Stored items
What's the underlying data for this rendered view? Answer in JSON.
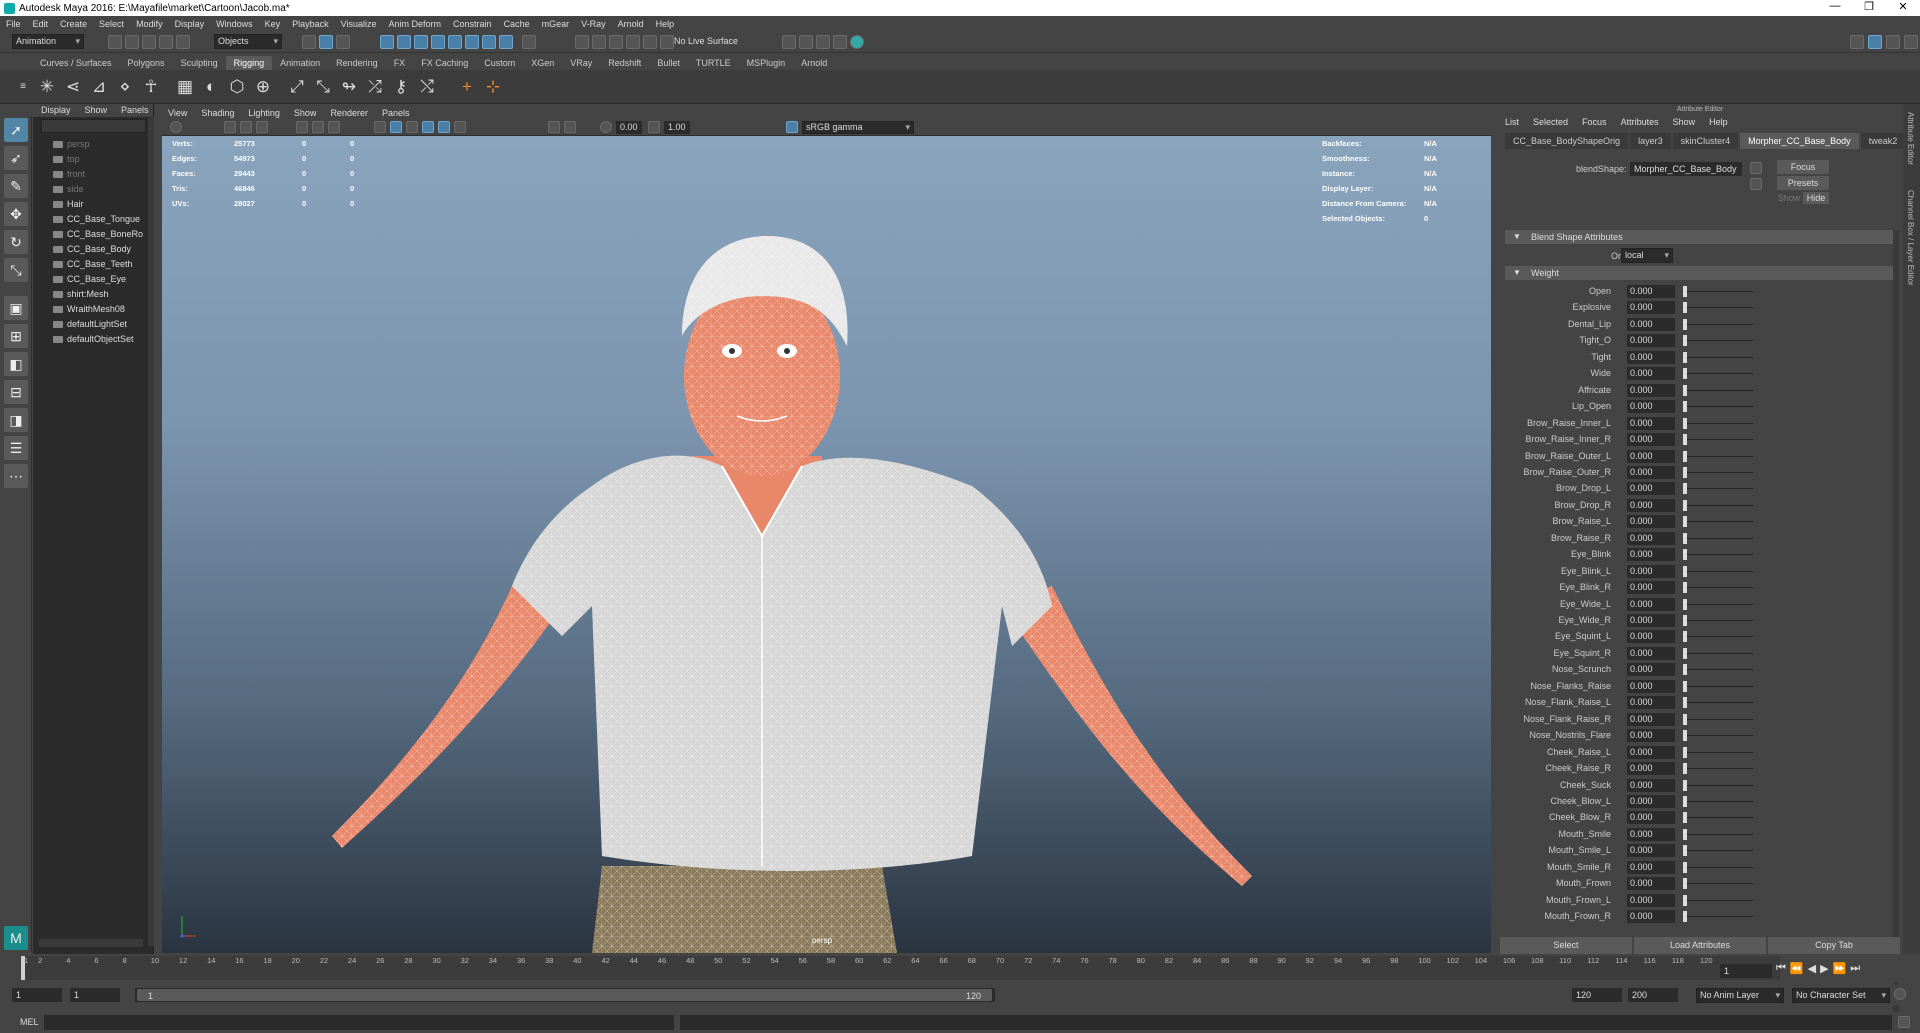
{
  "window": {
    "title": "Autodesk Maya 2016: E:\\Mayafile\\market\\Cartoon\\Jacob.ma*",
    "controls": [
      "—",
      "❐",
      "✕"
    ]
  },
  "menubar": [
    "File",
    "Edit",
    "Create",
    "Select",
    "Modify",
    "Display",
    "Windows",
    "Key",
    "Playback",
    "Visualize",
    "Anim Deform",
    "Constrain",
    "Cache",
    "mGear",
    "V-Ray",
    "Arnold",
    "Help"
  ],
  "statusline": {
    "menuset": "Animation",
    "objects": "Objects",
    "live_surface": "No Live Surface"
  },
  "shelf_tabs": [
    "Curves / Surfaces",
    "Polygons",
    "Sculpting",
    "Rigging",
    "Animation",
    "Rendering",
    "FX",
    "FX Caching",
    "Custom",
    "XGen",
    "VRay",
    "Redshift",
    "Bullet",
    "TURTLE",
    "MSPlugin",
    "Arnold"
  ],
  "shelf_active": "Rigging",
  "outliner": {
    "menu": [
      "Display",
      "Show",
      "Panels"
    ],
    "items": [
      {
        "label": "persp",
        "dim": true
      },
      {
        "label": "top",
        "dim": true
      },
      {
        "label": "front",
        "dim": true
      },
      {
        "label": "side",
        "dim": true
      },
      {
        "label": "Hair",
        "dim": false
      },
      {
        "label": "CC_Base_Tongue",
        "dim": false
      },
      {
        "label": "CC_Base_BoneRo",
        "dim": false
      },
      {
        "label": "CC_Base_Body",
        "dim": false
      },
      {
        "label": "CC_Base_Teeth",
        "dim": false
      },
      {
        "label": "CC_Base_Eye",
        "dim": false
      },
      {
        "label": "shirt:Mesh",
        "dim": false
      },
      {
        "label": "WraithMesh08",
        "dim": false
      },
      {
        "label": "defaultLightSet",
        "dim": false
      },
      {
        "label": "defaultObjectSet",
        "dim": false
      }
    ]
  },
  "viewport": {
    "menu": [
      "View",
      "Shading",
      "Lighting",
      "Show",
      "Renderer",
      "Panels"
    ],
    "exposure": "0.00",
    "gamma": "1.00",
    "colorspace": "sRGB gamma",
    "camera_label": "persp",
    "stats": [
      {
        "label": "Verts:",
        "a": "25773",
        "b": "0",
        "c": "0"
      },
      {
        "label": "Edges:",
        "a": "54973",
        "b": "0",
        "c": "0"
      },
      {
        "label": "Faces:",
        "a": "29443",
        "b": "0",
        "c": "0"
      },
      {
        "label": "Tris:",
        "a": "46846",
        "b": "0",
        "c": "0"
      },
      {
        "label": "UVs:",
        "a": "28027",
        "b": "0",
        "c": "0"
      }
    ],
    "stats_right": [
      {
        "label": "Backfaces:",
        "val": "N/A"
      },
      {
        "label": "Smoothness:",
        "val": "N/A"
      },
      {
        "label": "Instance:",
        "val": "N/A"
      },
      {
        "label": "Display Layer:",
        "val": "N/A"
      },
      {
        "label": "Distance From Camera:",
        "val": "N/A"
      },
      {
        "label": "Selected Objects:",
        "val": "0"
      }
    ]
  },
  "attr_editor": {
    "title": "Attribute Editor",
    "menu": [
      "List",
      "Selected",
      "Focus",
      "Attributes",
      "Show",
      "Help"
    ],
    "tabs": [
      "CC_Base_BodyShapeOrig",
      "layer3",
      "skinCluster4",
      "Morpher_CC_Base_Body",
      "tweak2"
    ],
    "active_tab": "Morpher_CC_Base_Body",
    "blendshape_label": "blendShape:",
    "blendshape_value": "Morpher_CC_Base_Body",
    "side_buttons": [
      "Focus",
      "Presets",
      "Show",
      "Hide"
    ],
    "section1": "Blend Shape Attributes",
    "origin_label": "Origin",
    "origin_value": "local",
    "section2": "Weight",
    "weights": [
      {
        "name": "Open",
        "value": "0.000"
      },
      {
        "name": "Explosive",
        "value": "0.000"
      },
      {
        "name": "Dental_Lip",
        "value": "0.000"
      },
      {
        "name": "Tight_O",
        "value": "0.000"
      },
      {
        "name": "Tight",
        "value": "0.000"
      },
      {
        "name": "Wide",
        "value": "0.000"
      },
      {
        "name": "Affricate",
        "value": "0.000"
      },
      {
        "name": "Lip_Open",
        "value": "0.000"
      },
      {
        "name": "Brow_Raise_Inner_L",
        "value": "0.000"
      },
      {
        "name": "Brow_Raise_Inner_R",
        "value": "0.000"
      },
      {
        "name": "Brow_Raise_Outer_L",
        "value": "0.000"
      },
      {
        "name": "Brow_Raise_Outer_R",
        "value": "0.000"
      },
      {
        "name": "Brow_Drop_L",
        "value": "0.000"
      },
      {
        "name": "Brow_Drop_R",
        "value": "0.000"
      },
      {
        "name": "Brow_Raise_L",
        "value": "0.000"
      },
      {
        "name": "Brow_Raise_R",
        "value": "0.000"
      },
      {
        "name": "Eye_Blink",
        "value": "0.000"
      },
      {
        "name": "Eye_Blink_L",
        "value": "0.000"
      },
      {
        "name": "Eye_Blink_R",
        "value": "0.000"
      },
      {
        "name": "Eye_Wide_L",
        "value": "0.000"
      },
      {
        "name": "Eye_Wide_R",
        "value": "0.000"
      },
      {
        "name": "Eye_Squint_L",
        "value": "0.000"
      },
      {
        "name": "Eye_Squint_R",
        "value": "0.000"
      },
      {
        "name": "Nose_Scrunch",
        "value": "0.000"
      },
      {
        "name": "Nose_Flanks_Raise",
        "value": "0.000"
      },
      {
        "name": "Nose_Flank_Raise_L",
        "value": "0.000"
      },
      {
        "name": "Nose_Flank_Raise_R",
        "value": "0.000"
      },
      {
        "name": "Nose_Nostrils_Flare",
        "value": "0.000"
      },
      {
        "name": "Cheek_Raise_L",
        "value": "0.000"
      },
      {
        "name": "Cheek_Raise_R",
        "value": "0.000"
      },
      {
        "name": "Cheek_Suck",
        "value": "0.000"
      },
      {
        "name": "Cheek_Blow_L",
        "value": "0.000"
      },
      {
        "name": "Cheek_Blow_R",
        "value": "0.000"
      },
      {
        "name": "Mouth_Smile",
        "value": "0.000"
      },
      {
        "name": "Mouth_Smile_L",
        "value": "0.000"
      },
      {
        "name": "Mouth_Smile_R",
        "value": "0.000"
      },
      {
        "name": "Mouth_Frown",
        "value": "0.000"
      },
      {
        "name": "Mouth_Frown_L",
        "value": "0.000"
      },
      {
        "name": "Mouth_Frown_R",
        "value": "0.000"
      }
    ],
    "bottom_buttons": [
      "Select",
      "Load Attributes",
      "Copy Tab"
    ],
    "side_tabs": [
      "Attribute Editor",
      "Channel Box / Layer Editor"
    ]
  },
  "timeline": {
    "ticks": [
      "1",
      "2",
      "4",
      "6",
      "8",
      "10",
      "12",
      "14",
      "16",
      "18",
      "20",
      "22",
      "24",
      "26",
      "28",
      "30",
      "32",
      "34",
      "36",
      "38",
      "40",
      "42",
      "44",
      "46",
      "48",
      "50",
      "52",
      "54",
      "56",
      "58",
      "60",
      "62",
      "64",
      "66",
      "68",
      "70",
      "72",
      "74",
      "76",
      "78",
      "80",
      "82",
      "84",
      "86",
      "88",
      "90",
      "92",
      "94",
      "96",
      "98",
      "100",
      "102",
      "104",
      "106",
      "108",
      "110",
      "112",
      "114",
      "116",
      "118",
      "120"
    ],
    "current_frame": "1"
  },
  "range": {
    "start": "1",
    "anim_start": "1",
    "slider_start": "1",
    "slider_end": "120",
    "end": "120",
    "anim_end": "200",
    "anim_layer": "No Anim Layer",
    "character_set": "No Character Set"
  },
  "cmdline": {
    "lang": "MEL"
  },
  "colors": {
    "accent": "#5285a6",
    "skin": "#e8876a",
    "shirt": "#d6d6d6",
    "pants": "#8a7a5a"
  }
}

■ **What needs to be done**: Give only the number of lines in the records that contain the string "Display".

■ **Exercise solution**: 3